Last autumn, data from the phase II portion of Lilly’s Blaze-1 trial, in mild to moderate Covid-19, pointed to the ability of bamlanivimab plus etesevimab to reduce viral load and hospital visits. A new cut from Blaze-1 released today concerns harder endpoints and a much larger dataset.
Among 1,035 patients in the phase III portion of the trial, a 2,800mg dose of both MAbs significantly cut Covid-19-related hospitalisations and deaths versus placebo. There were 11 of these events (2.1%) in patients taking the combo and 36 (7%) in placebo recipients, which Lilly stated represented a "70% risk reduction" (p=0.0004), and hit the study’s primary outcome.
Crucially, all 10 patient deaths were in the placebo arm. Patients in the study were at high risk of progressing to severe Covid-19 and/or hospitalisation.
Bamla alone is already authorised in the US for emergency use for high-risk patients with mild-to-moderate Covid-19, but the combo is still awaiting the FDA’s decision on an EUA submission made last year. Given the trial’s hit, and particularly the mortality benefit, this is surely now odds-on, but in the meantime Blaze-1 will continue to accrue up to 3,300 patients.
Lilly is also working with the FDA to cut infusion times for these large doses of the antibodies. It is hoping to gain authorisation for a 16-minute infusion, much faster than the currently authorised time of an hour. This ought to simplify administration and reduce the burden on the healthcare system.
Lilly also said that the Blaze-4 trial, in the outpatient setting, showed that lower doses, including bamla 700mg and etesevimab 1,400mg together, had similar effects on Covid-19 viral load to the 2,800mg combo. No actual figures were released.
The trial’s primary outcome measure is the percentage of participants with a viral load greater than 5.27 seven days after treatment, though the rate of Covid-19-related hospitalisation, ER visit or death will also be tracked.

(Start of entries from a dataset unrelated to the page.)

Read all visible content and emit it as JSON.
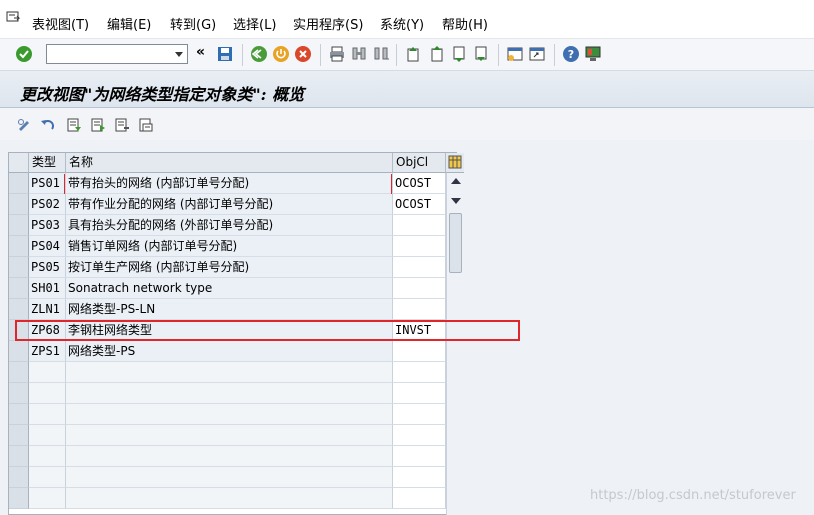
{
  "menubar": {
    "items": [
      "表视图(T)",
      "编辑(E)",
      "转到(G)",
      "选择(L)",
      "实用程序(S)",
      "系统(Y)",
      "帮助(H)"
    ]
  },
  "toolbar": {
    "command_field_value": "",
    "icons": [
      "enter-icon",
      "back-icon",
      "save-icon",
      "green-back-icon",
      "exit-icon",
      "cancel-icon",
      "print-icon",
      "find-icon",
      "find-next-icon",
      "first-page-icon",
      "prev-page-icon",
      "next-page-icon",
      "last-page-icon",
      "new-session-icon",
      "shortcut-icon",
      "help-icon",
      "customize-layout-icon"
    ]
  },
  "title": "更改视图\"为网络类型指定对象类\": 概览",
  "table": {
    "columns": [
      "类型",
      "名称",
      "ObjCl"
    ],
    "rows": [
      {
        "type": "PS01",
        "name": "带有抬头的网络 (内部订单号分配)",
        "objci": "OCOST"
      },
      {
        "type": "PS02",
        "name": "带有作业分配的网络 (内部订单号分配)",
        "objci": "OCOST"
      },
      {
        "type": "PS03",
        "name": "具有抬头分配的网络 (外部订单号分配)",
        "objci": ""
      },
      {
        "type": "PS04",
        "name": "销售订单网络 (内部订单号分配)",
        "objci": ""
      },
      {
        "type": "PS05",
        "name": "按订单生产网络 (内部订单号分配)",
        "objci": ""
      },
      {
        "type": "SH01",
        "name": "Sonatrach network type",
        "objci": ""
      },
      {
        "type": "ZLN1",
        "name": "网络类型-PS-LN",
        "objci": ""
      },
      {
        "type": "ZP68",
        "name": "李钢柱网络类型",
        "objci": "INVST"
      },
      {
        "type": "ZPS1",
        "name": "网络类型-PS",
        "objci": ""
      }
    ]
  },
  "watermark": "https://blog.csdn.net/stuforever"
}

Lilly plans to explore even lower doses of bamlanivimab and etesevimab together, since lower doses can maximise supply to treat more patients, reduce infusion times and possibly even allow subcutaneous dosing.

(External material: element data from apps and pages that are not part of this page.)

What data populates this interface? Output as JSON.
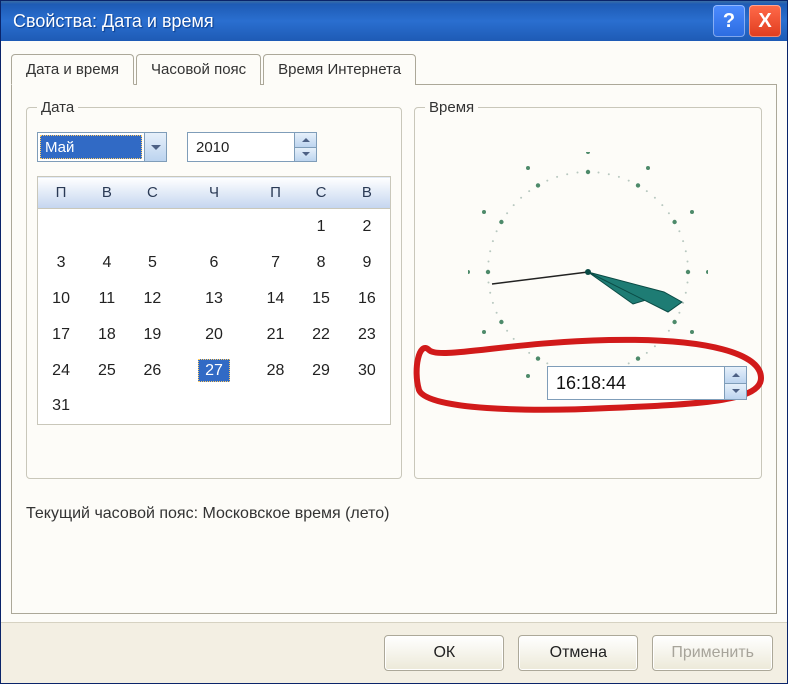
{
  "window": {
    "title": "Свойства: Дата и время"
  },
  "titlebar_buttons": {
    "help": "?",
    "close": "X"
  },
  "tabs": [
    {
      "label": "Дата и время",
      "active": true
    },
    {
      "label": "Часовой пояс",
      "active": false
    },
    {
      "label": "Время Интернета",
      "active": false
    }
  ],
  "groups": {
    "date": "Дата",
    "time": "Время"
  },
  "date": {
    "month": "Май",
    "year": "2010",
    "weekday_headers": [
      "П",
      "В",
      "С",
      "Ч",
      "П",
      "С",
      "В"
    ],
    "weeks": [
      [
        "",
        "",
        "",
        "",
        "",
        "1",
        "2"
      ],
      [
        "3",
        "4",
        "5",
        "6",
        "7",
        "8",
        "9"
      ],
      [
        "10",
        "11",
        "12",
        "13",
        "14",
        "15",
        "16"
      ],
      [
        "17",
        "18",
        "19",
        "20",
        "21",
        "22",
        "23"
      ],
      [
        "24",
        "25",
        "26",
        "27",
        "28",
        "29",
        "30"
      ],
      [
        "31",
        "",
        "",
        "",
        "",
        "",
        ""
      ]
    ],
    "selected_day": "27"
  },
  "time": {
    "value": "16:18:44"
  },
  "status": "Текущий часовой пояс: Московское время (лето)",
  "buttons": {
    "ok": "ОК",
    "cancel": "Отмена",
    "apply": "Применить"
  }
}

|Blazing a trail: Lilly's trials of bamlanivimab|
|Blaze-1||Phase II/III, bamla (LY-CoV555) + etesevimab (LY-CoV016) in mild-to-moderate Covid-19||2,450||Primary endpoint hit: 70% reduction in hospitalisation or death|
|Blaze-2||Phase III, bamla + etesevimab in preventing Covid-19 in nursing home residents and staff||5,000||Primary endpoint hit: 57% reduction in risk of developing Covid-19|
|Blaze-4||Phase II, bamla + etesevimab in mild-to-moderate Covid-19||700||Initial data reported Jan 2021; trial ongoing|
|Blaze-5||Phase II, bamla monotherapy in mild-to-moderate Covid-19||3,000||Ongoing, data due 2021|
|Source: EvaluatePharma, company statements, clinicaltrials.gov.|